> TASK MATERIAL:

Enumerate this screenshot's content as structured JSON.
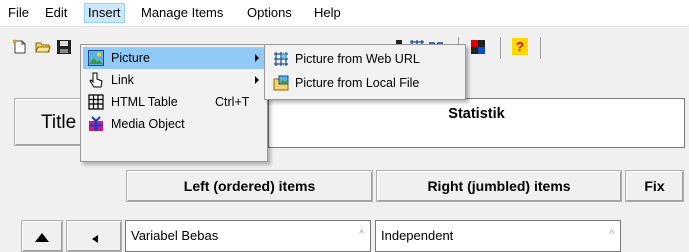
{
  "menubar": {
    "items": [
      "File",
      "Edit",
      "Insert",
      "Manage Items",
      "Options",
      "Help"
    ]
  },
  "insert_menu": {
    "items": [
      {
        "label": "Picture",
        "shortcut": ""
      },
      {
        "label": "Link",
        "shortcut": ""
      },
      {
        "label": "HTML Table",
        "shortcut": "Ctrl+T"
      },
      {
        "label": "Media Object",
        "shortcut": ""
      }
    ]
  },
  "picture_submenu": {
    "items": [
      "Picture from Web URL",
      "Picture from Local File"
    ]
  },
  "toolbar": {
    "help_glyph": "?"
  },
  "title_area": {
    "title_button_label": "Title",
    "title_value": "Statistik"
  },
  "columns": {
    "left_header": "Left (ordered) items",
    "right_header": "Right (jumbled) items",
    "fix_label": "Fix"
  },
  "rows": [
    {
      "left": "Variabel Bebas",
      "right": "Independent"
    }
  ],
  "colors": {
    "menu_highlight": "#91c9f7",
    "help_icon_bg": "#ffd800",
    "help_icon_fg": "#e00000"
  }
}
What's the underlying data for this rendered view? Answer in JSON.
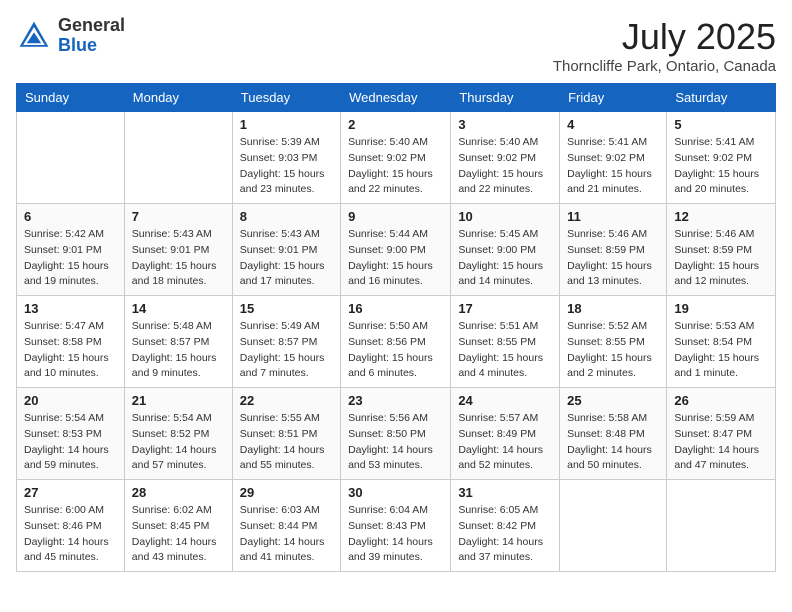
{
  "header": {
    "logo_line1": "General",
    "logo_line2": "Blue",
    "title": "July 2025",
    "subtitle": "Thorncliffe Park, Ontario, Canada"
  },
  "weekdays": [
    "Sunday",
    "Monday",
    "Tuesday",
    "Wednesday",
    "Thursday",
    "Friday",
    "Saturday"
  ],
  "weeks": [
    [
      {
        "day": "",
        "sunrise": "",
        "sunset": "",
        "daylight": ""
      },
      {
        "day": "",
        "sunrise": "",
        "sunset": "",
        "daylight": ""
      },
      {
        "day": "1",
        "sunrise": "Sunrise: 5:39 AM",
        "sunset": "Sunset: 9:03 PM",
        "daylight": "Daylight: 15 hours and 23 minutes."
      },
      {
        "day": "2",
        "sunrise": "Sunrise: 5:40 AM",
        "sunset": "Sunset: 9:02 PM",
        "daylight": "Daylight: 15 hours and 22 minutes."
      },
      {
        "day": "3",
        "sunrise": "Sunrise: 5:40 AM",
        "sunset": "Sunset: 9:02 PM",
        "daylight": "Daylight: 15 hours and 22 minutes."
      },
      {
        "day": "4",
        "sunrise": "Sunrise: 5:41 AM",
        "sunset": "Sunset: 9:02 PM",
        "daylight": "Daylight: 15 hours and 21 minutes."
      },
      {
        "day": "5",
        "sunrise": "Sunrise: 5:41 AM",
        "sunset": "Sunset: 9:02 PM",
        "daylight": "Daylight: 15 hours and 20 minutes."
      }
    ],
    [
      {
        "day": "6",
        "sunrise": "Sunrise: 5:42 AM",
        "sunset": "Sunset: 9:01 PM",
        "daylight": "Daylight: 15 hours and 19 minutes."
      },
      {
        "day": "7",
        "sunrise": "Sunrise: 5:43 AM",
        "sunset": "Sunset: 9:01 PM",
        "daylight": "Daylight: 15 hours and 18 minutes."
      },
      {
        "day": "8",
        "sunrise": "Sunrise: 5:43 AM",
        "sunset": "Sunset: 9:01 PM",
        "daylight": "Daylight: 15 hours and 17 minutes."
      },
      {
        "day": "9",
        "sunrise": "Sunrise: 5:44 AM",
        "sunset": "Sunset: 9:00 PM",
        "daylight": "Daylight: 15 hours and 16 minutes."
      },
      {
        "day": "10",
        "sunrise": "Sunrise: 5:45 AM",
        "sunset": "Sunset: 9:00 PM",
        "daylight": "Daylight: 15 hours and 14 minutes."
      },
      {
        "day": "11",
        "sunrise": "Sunrise: 5:46 AM",
        "sunset": "Sunset: 8:59 PM",
        "daylight": "Daylight: 15 hours and 13 minutes."
      },
      {
        "day": "12",
        "sunrise": "Sunrise: 5:46 AM",
        "sunset": "Sunset: 8:59 PM",
        "daylight": "Daylight: 15 hours and 12 minutes."
      }
    ],
    [
      {
        "day": "13",
        "sunrise": "Sunrise: 5:47 AM",
        "sunset": "Sunset: 8:58 PM",
        "daylight": "Daylight: 15 hours and 10 minutes."
      },
      {
        "day": "14",
        "sunrise": "Sunrise: 5:48 AM",
        "sunset": "Sunset: 8:57 PM",
        "daylight": "Daylight: 15 hours and 9 minutes."
      },
      {
        "day": "15",
        "sunrise": "Sunrise: 5:49 AM",
        "sunset": "Sunset: 8:57 PM",
        "daylight": "Daylight: 15 hours and 7 minutes."
      },
      {
        "day": "16",
        "sunrise": "Sunrise: 5:50 AM",
        "sunset": "Sunset: 8:56 PM",
        "daylight": "Daylight: 15 hours and 6 minutes."
      },
      {
        "day": "17",
        "sunrise": "Sunrise: 5:51 AM",
        "sunset": "Sunset: 8:55 PM",
        "daylight": "Daylight: 15 hours and 4 minutes."
      },
      {
        "day": "18",
        "sunrise": "Sunrise: 5:52 AM",
        "sunset": "Sunset: 8:55 PM",
        "daylight": "Daylight: 15 hours and 2 minutes."
      },
      {
        "day": "19",
        "sunrise": "Sunrise: 5:53 AM",
        "sunset": "Sunset: 8:54 PM",
        "daylight": "Daylight: 15 hours and 1 minute."
      }
    ],
    [
      {
        "day": "20",
        "sunrise": "Sunrise: 5:54 AM",
        "sunset": "Sunset: 8:53 PM",
        "daylight": "Daylight: 14 hours and 59 minutes."
      },
      {
        "day": "21",
        "sunrise": "Sunrise: 5:54 AM",
        "sunset": "Sunset: 8:52 PM",
        "daylight": "Daylight: 14 hours and 57 minutes."
      },
      {
        "day": "22",
        "sunrise": "Sunrise: 5:55 AM",
        "sunset": "Sunset: 8:51 PM",
        "daylight": "Daylight: 14 hours and 55 minutes."
      },
      {
        "day": "23",
        "sunrise": "Sunrise: 5:56 AM",
        "sunset": "Sunset: 8:50 PM",
        "daylight": "Daylight: 14 hours and 53 minutes."
      },
      {
        "day": "24",
        "sunrise": "Sunrise: 5:57 AM",
        "sunset": "Sunset: 8:49 PM",
        "daylight": "Daylight: 14 hours and 52 minutes."
      },
      {
        "day": "25",
        "sunrise": "Sunrise: 5:58 AM",
        "sunset": "Sunset: 8:48 PM",
        "daylight": "Daylight: 14 hours and 50 minutes."
      },
      {
        "day": "26",
        "sunrise": "Sunrise: 5:59 AM",
        "sunset": "Sunset: 8:47 PM",
        "daylight": "Daylight: 14 hours and 47 minutes."
      }
    ],
    [
      {
        "day": "27",
        "sunrise": "Sunrise: 6:00 AM",
        "sunset": "Sunset: 8:46 PM",
        "daylight": "Daylight: 14 hours and 45 minutes."
      },
      {
        "day": "28",
        "sunrise": "Sunrise: 6:02 AM",
        "sunset": "Sunset: 8:45 PM",
        "daylight": "Daylight: 14 hours and 43 minutes."
      },
      {
        "day": "29",
        "sunrise": "Sunrise: 6:03 AM",
        "sunset": "Sunset: 8:44 PM",
        "daylight": "Daylight: 14 hours and 41 minutes."
      },
      {
        "day": "30",
        "sunrise": "Sunrise: 6:04 AM",
        "sunset": "Sunset: 8:43 PM",
        "daylight": "Daylight: 14 hours and 39 minutes."
      },
      {
        "day": "31",
        "sunrise": "Sunrise: 6:05 AM",
        "sunset": "Sunset: 8:42 PM",
        "daylight": "Daylight: 14 hours and 37 minutes."
      },
      {
        "day": "",
        "sunrise": "",
        "sunset": "",
        "daylight": ""
      },
      {
        "day": "",
        "sunrise": "",
        "sunset": "",
        "daylight": ""
      }
    ]
  ]
}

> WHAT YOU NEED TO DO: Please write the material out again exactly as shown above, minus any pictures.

> YOUR RESPONSE:
Enumerate this screenshot's content as structured JSON.
{
  "menubar": {
    "items": [
      "File",
      "Edit",
      "Insert",
      "Manage Items",
      "Options",
      "Help"
    ]
  },
  "insert_menu": {
    "items": [
      {
        "label": "Picture",
        "shortcut": ""
      },
      {
        "label": "Link",
        "shortcut": ""
      },
      {
        "label": "HTML Table",
        "shortcut": "Ctrl+T"
      },
      {
        "label": "Media Object",
        "shortcut": ""
      }
    ]
  },
  "picture_submenu": {
    "items": [
      "Picture from Web URL",
      "Picture from Local File"
    ]
  },
  "toolbar": {
    "help_glyph": "?"
  },
  "title_area": {
    "title_button_label": "Title",
    "title_value": "Statistik"
  },
  "columns": {
    "left_header": "Left (ordered) items",
    "right_header": "Right (jumbled) items",
    "fix_label": "Fix"
  },
  "rows": [
    {
      "left": "Variabel Bebas",
      "right": "Independent"
    }
  ],
  "colors": {
    "menu_highlight": "#91c9f7",
    "help_icon_bg": "#ffd800",
    "help_icon_fg": "#e00000"
  }
}
What's the underlying data for this rendered view? Answer in JSON.
{
  "header": {
    "logo_line1": "General",
    "logo_line2": "Blue",
    "title": "July 2025",
    "subtitle": "Thorncliffe Park, Ontario, Canada"
  },
  "weekdays": [
    "Sunday",
    "Monday",
    "Tuesday",
    "Wednesday",
    "Thursday",
    "Friday",
    "Saturday"
  ],
  "weeks": [
    [
      {
        "day": "",
        "sunrise": "",
        "sunset": "",
        "daylight": ""
      },
      {
        "day": "",
        "sunrise": "",
        "sunset": "",
        "daylight": ""
      },
      {
        "day": "1",
        "sunrise": "Sunrise: 5:39 AM",
        "sunset": "Sunset: 9:03 PM",
        "daylight": "Daylight: 15 hours and 23 minutes."
      },
      {
        "day": "2",
        "sunrise": "Sunrise: 5:40 AM",
        "sunset": "Sunset: 9:02 PM",
        "daylight": "Daylight: 15 hours and 22 minutes."
      },
      {
        "day": "3",
        "sunrise": "Sunrise: 5:40 AM",
        "sunset": "Sunset: 9:02 PM",
        "daylight": "Daylight: 15 hours and 22 minutes."
      },
      {
        "day": "4",
        "sunrise": "Sunrise: 5:41 AM",
        "sunset": "Sunset: 9:02 PM",
        "daylight": "Daylight: 15 hours and 21 minutes."
      },
      {
        "day": "5",
        "sunrise": "Sunrise: 5:41 AM",
        "sunset": "Sunset: 9:02 PM",
        "daylight": "Daylight: 15 hours and 20 minutes."
      }
    ],
    [
      {
        "day": "6",
        "sunrise": "Sunrise: 5:42 AM",
        "sunset": "Sunset: 9:01 PM",
        "daylight": "Daylight: 15 hours and 19 minutes."
      },
      {
        "day": "7",
        "sunrise": "Sunrise: 5:43 AM",
        "sunset": "Sunset: 9:01 PM",
        "daylight": "Daylight: 15 hours and 18 minutes."
      },
      {
        "day": "8",
        "sunrise": "Sunrise: 5:43 AM",
        "sunset": "Sunset: 9:01 PM",
        "daylight": "Daylight: 15 hours and 17 minutes."
      },
      {
        "day": "9",
        "sunrise": "Sunrise: 5:44 AM",
        "sunset": "Sunset: 9:00 PM",
        "daylight": "Daylight: 15 hours and 16 minutes."
      },
      {
        "day": "10",
        "sunrise": "Sunrise: 5:45 AM",
        "sunset": "Sunset: 9:00 PM",
        "daylight": "Daylight: 15 hours and 14 minutes."
      },
      {
        "day": "11",
        "sunrise": "Sunrise: 5:46 AM",
        "sunset": "Sunset: 8:59 PM",
        "daylight": "Daylight: 15 hours and 13 minutes."
      },
      {
        "day": "12",
        "sunrise": "Sunrise: 5:46 AM",
        "sunset": "Sunset: 8:59 PM",
        "daylight": "Daylight: 15 hours and 12 minutes."
      }
    ],
    [
      {
        "day": "13",
        "sunrise": "Sunrise: 5:47 AM",
        "sunset": "Sunset: 8:58 PM",
        "daylight": "Daylight: 15 hours and 10 minutes."
      },
      {
        "day": "14",
        "sunrise": "Sunrise: 5:48 AM",
        "sunset": "Sunset: 8:57 PM",
        "daylight": "Daylight: 15 hours and 9 minutes."
      },
      {
        "day": "15",
        "sunrise": "Sunrise: 5:49 AM",
        "sunset": "Sunset: 8:57 PM",
        "daylight": "Daylight: 15 hours and 7 minutes."
      },
      {
        "day": "16",
        "sunrise": "Sunrise: 5:50 AM",
        "sunset": "Sunset: 8:56 PM",
        "daylight": "Daylight: 15 hours and 6 minutes."
      },
      {
        "day": "17",
        "sunrise": "Sunrise: 5:51 AM",
        "sunset": "Sunset: 8:55 PM",
        "daylight": "Daylight: 15 hours and 4 minutes."
      },
      {
        "day": "18",
        "sunrise": "Sunrise: 5:52 AM",
        "sunset": "Sunset: 8:55 PM",
        "daylight": "Daylight: 15 hours and 2 minutes."
      },
      {
        "day": "19",
        "sunrise": "Sunrise: 5:53 AM",
        "sunset": "Sunset: 8:54 PM",
        "daylight": "Daylight: 15 hours and 1 minute."
      }
    ],
    [
      {
        "day": "20",
        "sunrise": "Sunrise: 5:54 AM",
        "sunset": "Sunset: 8:53 PM",
        "daylight": "Daylight: 14 hours and 59 minutes."
      },
      {
        "day": "21",
        "sunrise": "Sunrise: 5:54 AM",
        "sunset": "Sunset: 8:52 PM",
        "daylight": "Daylight: 14 hours and 57 minutes."
      },
      {
        "day": "22",
        "sunrise": "Sunrise: 5:55 AM",
        "sunset": "Sunset: 8:51 PM",
        "daylight": "Daylight: 14 hours and 55 minutes."
      },
      {
        "day": "23",
        "sunrise": "Sunrise: 5:56 AM",
        "sunset": "Sunset: 8:50 PM",
        "daylight": "Daylight: 14 hours and 53 minutes."
      },
      {
        "day": "24",
        "sunrise": "Sunrise: 5:57 AM",
        "sunset": "Sunset: 8:49 PM",
        "daylight": "Daylight: 14 hours and 52 minutes."
      },
      {
        "day": "25",
        "sunrise": "Sunrise: 5:58 AM",
        "sunset": "Sunset: 8:48 PM",
        "daylight": "Daylight: 14 hours and 50 minutes."
      },
      {
        "day": "26",
        "sunrise": "Sunrise: 5:59 AM",
        "sunset": "Sunset: 8:47 PM",
        "daylight": "Daylight: 14 hours and 47 minutes."
      }
    ],
    [
      {
        "day": "27",
        "sunrise": "Sunrise: 6:00 AM",
        "sunset": "Sunset: 8:46 PM",
        "daylight": "Daylight: 14 hours and 45 minutes."
      },
      {
        "day": "28",
        "sunrise": "Sunrise: 6:02 AM",
        "sunset": "Sunset: 8:45 PM",
        "daylight": "Daylight: 14 hours and 43 minutes."
      },
      {
        "day": "29",
        "sunrise": "Sunrise: 6:03 AM",
        "sunset": "Sunset: 8:44 PM",
        "daylight": "Daylight: 14 hours and 41 minutes."
      },
      {
        "day": "30",
        "sunrise": "Sunrise: 6:04 AM",
        "sunset": "Sunset: 8:43 PM",
        "daylight": "Daylight: 14 hours and 39 minutes."
      },
      {
        "day": "31",
        "sunrise": "Sunrise: 6:05 AM",
        "sunset": "Sunset: 8:42 PM",
        "daylight": "Daylight: 14 hours and 37 minutes."
      },
      {
        "day": "",
        "sunrise": "",
        "sunset": "",
        "daylight": ""
      },
      {
        "day": "",
        "sunrise": "",
        "sunset": "",
        "daylight": ""
      }
    ]
  ]
}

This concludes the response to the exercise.